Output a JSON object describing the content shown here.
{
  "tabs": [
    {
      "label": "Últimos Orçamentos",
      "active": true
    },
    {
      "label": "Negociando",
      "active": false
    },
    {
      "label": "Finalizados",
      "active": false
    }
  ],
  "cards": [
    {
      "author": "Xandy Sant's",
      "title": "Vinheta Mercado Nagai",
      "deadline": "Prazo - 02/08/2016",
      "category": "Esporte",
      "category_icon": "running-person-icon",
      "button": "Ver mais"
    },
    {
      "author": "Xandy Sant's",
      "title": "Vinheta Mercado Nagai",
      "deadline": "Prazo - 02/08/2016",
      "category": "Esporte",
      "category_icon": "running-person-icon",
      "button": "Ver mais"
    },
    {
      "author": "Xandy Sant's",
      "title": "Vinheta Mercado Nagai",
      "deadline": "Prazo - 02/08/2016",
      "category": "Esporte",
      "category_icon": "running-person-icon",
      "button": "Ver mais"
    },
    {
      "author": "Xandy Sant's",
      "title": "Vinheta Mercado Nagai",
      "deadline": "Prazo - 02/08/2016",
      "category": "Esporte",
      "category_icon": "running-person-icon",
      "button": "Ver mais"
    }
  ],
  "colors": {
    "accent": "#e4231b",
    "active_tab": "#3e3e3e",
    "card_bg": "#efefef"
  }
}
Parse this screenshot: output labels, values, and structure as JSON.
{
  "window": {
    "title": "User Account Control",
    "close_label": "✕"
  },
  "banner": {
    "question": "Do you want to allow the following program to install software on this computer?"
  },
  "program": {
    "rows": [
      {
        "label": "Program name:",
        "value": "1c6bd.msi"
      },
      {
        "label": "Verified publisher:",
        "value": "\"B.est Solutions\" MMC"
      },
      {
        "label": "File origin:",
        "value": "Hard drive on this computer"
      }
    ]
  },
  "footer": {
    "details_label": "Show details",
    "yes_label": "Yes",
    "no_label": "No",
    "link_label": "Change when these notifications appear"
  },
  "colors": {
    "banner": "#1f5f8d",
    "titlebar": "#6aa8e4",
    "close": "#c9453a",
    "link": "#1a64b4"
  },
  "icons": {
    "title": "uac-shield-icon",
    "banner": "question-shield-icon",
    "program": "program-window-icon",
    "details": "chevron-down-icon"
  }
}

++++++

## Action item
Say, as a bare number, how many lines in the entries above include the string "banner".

## Your solution
3